**DATA IN THIS EXERCISE:**
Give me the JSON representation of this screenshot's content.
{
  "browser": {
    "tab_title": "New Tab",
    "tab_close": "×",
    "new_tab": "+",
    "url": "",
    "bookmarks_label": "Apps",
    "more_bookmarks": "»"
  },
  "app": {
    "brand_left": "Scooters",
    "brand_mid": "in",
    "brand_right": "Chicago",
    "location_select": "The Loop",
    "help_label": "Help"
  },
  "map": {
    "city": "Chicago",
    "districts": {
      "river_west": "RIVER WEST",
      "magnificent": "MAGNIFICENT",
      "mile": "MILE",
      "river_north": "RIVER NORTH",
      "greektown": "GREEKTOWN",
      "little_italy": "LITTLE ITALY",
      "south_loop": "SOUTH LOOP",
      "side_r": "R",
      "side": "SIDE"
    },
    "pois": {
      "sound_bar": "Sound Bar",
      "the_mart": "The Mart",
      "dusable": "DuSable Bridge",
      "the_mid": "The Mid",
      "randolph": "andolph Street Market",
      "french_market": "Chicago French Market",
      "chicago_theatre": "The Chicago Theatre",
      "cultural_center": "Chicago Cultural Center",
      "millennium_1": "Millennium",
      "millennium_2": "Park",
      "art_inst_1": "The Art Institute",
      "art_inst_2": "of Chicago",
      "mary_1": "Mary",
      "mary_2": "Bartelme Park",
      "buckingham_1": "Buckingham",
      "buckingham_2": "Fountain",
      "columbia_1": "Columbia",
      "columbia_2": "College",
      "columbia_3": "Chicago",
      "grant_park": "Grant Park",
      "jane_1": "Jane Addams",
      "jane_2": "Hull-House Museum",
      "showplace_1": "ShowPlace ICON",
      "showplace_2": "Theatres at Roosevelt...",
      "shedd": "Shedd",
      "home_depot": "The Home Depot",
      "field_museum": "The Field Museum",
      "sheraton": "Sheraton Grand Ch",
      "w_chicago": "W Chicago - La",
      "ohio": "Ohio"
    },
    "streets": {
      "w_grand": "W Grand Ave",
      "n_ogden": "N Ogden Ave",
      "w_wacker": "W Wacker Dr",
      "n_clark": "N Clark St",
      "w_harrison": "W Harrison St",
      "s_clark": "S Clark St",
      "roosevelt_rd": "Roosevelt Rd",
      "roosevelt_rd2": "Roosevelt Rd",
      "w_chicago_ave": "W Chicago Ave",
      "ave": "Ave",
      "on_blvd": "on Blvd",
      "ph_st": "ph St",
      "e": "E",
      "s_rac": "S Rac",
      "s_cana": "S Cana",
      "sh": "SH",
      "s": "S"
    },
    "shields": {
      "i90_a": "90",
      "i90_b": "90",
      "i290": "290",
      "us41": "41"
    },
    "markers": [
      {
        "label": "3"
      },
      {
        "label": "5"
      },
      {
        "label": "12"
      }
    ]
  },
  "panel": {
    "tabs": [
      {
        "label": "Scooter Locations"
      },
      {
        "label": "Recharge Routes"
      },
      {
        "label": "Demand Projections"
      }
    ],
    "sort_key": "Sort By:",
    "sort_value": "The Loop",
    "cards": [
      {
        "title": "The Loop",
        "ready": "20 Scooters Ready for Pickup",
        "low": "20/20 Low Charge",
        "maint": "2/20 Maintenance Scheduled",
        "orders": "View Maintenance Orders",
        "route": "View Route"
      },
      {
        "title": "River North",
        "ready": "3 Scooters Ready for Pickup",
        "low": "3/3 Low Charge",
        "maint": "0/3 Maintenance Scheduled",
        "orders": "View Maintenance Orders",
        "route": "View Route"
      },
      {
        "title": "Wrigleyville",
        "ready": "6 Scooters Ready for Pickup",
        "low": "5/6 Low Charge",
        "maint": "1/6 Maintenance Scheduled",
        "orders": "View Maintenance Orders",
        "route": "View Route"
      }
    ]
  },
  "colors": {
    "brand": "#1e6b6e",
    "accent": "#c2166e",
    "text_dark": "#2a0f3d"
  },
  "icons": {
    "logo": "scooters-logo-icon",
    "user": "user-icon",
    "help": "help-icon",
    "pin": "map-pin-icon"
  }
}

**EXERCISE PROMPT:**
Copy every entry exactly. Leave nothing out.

**RESPONSE BOX:**
Give me the JSON representation of this screenshot's content.
{
  "browser": {
    "tab_title": "New Tab",
    "tab_close": "×",
    "new_tab": "+",
    "url": "",
    "bookmarks_label": "Apps",
    "more_bookmarks": "»"
  },
  "app": {
    "brand_left": "Scooters",
    "brand_mid": "in",
    "brand_right": "Chicago",
    "location_select": "The Loop",
    "help_label": "Help"
  },
  "map": {
    "city": "Chicago",
    "districts": {
      "river_west": "RIVER WEST",
      "magnificent": "MAGNIFICENT",
      "mile": "MILE",
      "river_north": "RIVER NORTH",
      "greektown": "GREEKTOWN",
      "little_italy": "LITTLE ITALY",
      "south_loop": "SOUTH LOOP",
      "side_r": "R",
      "side": "SIDE"
    },
    "pois": {
      "sound_bar": "Sound Bar",
      "the_mart": "The Mart",
      "dusable": "DuSable Bridge",
      "the_mid": "The Mid",
      "randolph": "andolph Street Market",
      "french_market": "Chicago French Market",
      "chicago_theatre": "The Chicago Theatre",
      "cultural_center": "Chicago Cultural Center",
      "millennium_1": "Millennium",
      "millennium_2": "Park",
      "art_inst_1": "The Art Institute",
      "art_inst_2": "of Chicago",
      "mary_1": "Mary",
      "mary_2": "Bartelme Park",
      "buckingham_1": "Buckingham",
      "buckingham_2": "Fountain",
      "columbia_1": "Columbia",
      "columbia_2": "College",
      "columbia_3": "Chicago",
      "grant_park": "Grant Park",
      "jane_1": "Jane Addams",
      "jane_2": "Hull-House Museum",
      "showplace_1": "ShowPlace ICON",
      "showplace_2": "Theatres at Roosevelt...",
      "shedd": "Shedd",
      "home_depot": "The Home Depot",
      "field_museum": "The Field Museum",
      "sheraton": "Sheraton Grand Ch",
      "w_chicago": "W Chicago - La",
      "ohio": "Ohio"
    },
    "streets": {
      "w_grand": "W Grand Ave",
      "n_ogden": "N Ogden Ave",
      "w_wacker": "W Wacker Dr",
      "n_clark": "N Clark St",
      "w_harrison": "W Harrison St",
      "s_clark": "S Clark St",
      "roosevelt_rd": "Roosevelt Rd",
      "roosevelt_rd2": "Roosevelt Rd",
      "w_chicago_ave": "W Chicago Ave",
      "ave": "Ave",
      "on_blvd": "on Blvd",
      "ph_st": "ph St",
      "e": "E",
      "s_rac": "S Rac",
      "s_cana": "S Cana",
      "sh": "SH",
      "s": "S"
    },
    "shields": {
      "i90_a": "90",
      "i90_b": "90",
      "i290": "290",
      "us41": "41"
    },
    "markers": [
      {
        "label": "3"
      },
      {
        "label": "5"
      },
      {
        "label": "12"
      }
    ]
  },
  "panel": {
    "tabs": [
      {
        "label": "Scooter Locations"
      },
      {
        "label": "Recharge Routes"
      },
      {
        "label": "Demand Projections"
      }
    ],
    "sort_key": "Sort By:",
    "sort_value": "The Loop",
    "cards": [
      {
        "title": "The Loop",
        "ready": "20 Scooters Ready for Pickup",
        "low": "20/20 Low Charge",
        "maint": "2/20 Maintenance Scheduled",
        "orders": "View Maintenance Orders",
        "route": "View Route"
      },
      {
        "title": "River North",
        "ready": "3 Scooters Ready for Pickup",
        "low": "3/3 Low Charge",
        "maint": "0/3 Maintenance Scheduled",
        "orders": "View Maintenance Orders",
        "route": "View Route"
      },
      {
        "title": "Wrigleyville",
        "ready": "6 Scooters Ready for Pickup",
        "low": "5/6 Low Charge",
        "maint": "1/6 Maintenance Scheduled",
        "orders": "View Maintenance Orders",
        "route": "View Route"
      }
    ]
  },
  "colors": {
    "brand": "#1e6b6e",
    "accent": "#c2166e",
    "text_dark": "#2a0f3d"
  },
  "icons": {
    "logo": "scooters-logo-icon",
    "user": "user-icon",
    "help": "help-icon",
    "pin": "map-pin-icon"
  }
}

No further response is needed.